Data for review:
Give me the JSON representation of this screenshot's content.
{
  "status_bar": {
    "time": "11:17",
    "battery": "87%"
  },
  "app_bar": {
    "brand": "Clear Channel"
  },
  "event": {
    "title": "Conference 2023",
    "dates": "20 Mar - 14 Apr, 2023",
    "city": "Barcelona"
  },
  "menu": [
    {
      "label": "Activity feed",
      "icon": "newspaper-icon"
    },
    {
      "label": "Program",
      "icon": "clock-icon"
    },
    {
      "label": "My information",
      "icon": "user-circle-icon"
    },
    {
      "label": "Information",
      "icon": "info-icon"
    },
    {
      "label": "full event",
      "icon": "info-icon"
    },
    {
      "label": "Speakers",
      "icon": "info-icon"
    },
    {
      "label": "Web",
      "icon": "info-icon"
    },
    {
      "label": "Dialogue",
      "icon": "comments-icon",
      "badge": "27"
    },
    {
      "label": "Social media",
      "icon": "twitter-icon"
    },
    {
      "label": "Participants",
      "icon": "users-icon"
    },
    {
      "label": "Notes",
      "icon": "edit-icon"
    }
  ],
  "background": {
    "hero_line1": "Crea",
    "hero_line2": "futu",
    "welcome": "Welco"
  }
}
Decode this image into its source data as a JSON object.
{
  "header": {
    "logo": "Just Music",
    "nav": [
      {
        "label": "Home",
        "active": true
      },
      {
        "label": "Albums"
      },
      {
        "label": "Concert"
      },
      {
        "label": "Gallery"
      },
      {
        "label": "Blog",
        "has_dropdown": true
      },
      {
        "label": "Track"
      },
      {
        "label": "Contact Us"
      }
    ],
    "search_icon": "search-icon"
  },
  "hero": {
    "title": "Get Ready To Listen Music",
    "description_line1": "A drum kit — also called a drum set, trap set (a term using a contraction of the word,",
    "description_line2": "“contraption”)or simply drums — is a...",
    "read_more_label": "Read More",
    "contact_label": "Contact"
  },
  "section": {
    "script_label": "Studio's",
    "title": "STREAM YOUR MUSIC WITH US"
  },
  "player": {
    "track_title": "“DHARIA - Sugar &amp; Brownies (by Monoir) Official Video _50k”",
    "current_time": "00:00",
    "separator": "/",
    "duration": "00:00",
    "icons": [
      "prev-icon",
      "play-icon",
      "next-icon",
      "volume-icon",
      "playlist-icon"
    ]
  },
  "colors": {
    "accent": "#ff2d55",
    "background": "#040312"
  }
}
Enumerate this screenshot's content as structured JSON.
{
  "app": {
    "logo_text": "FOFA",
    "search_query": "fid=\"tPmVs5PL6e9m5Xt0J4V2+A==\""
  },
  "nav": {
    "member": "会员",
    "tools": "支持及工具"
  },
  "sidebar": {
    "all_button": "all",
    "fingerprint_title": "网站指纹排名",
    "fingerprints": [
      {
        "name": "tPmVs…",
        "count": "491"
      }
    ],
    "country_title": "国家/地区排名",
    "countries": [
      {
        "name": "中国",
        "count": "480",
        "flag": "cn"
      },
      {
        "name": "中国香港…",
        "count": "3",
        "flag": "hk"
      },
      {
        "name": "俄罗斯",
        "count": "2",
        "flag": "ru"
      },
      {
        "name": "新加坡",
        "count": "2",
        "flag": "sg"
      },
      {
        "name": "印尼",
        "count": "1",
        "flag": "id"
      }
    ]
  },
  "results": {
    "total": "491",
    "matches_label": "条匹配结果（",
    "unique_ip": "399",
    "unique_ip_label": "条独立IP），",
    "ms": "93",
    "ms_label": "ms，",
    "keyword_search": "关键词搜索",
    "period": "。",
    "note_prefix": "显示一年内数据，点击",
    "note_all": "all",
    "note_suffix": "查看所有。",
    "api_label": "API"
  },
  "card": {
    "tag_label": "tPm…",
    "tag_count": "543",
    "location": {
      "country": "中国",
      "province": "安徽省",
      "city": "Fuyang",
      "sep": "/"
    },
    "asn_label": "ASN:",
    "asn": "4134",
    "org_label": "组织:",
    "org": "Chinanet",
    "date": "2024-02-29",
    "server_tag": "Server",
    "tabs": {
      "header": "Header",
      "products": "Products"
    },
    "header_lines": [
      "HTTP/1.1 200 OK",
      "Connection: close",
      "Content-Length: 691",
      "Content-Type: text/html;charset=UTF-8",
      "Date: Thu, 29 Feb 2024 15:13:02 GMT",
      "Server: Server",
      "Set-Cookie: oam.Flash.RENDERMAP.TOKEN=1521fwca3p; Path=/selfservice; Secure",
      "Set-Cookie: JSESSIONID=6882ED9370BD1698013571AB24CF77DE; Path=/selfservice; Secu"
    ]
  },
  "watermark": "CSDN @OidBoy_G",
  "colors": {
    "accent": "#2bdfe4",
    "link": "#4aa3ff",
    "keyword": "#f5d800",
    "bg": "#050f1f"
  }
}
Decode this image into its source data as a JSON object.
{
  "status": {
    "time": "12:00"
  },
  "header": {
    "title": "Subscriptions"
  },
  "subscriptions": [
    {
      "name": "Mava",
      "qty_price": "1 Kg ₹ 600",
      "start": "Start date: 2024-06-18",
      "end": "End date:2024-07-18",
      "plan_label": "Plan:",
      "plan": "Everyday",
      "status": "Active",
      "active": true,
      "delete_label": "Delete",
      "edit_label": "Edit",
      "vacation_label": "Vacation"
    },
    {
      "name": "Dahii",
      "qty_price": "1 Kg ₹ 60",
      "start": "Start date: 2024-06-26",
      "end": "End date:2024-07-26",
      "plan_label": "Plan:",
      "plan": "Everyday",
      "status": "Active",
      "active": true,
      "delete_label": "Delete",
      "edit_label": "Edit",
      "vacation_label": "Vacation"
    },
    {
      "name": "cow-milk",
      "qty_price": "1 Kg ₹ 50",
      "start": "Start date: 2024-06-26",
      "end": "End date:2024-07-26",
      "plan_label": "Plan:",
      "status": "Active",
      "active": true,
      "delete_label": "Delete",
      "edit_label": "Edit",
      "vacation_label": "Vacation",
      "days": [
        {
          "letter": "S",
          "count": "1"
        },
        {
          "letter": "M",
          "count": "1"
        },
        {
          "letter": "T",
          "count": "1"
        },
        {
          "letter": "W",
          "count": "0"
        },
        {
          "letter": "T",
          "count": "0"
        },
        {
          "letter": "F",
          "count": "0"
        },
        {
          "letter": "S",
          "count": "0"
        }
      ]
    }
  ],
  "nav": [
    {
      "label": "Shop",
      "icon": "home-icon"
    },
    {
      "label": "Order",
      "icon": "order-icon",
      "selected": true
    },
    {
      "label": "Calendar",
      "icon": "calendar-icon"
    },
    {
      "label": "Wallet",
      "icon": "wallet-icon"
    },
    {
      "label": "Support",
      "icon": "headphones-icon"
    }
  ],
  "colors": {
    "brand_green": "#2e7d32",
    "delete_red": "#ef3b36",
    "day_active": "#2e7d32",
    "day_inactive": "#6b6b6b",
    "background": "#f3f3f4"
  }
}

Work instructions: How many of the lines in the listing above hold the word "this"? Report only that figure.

Answer to the problem: 4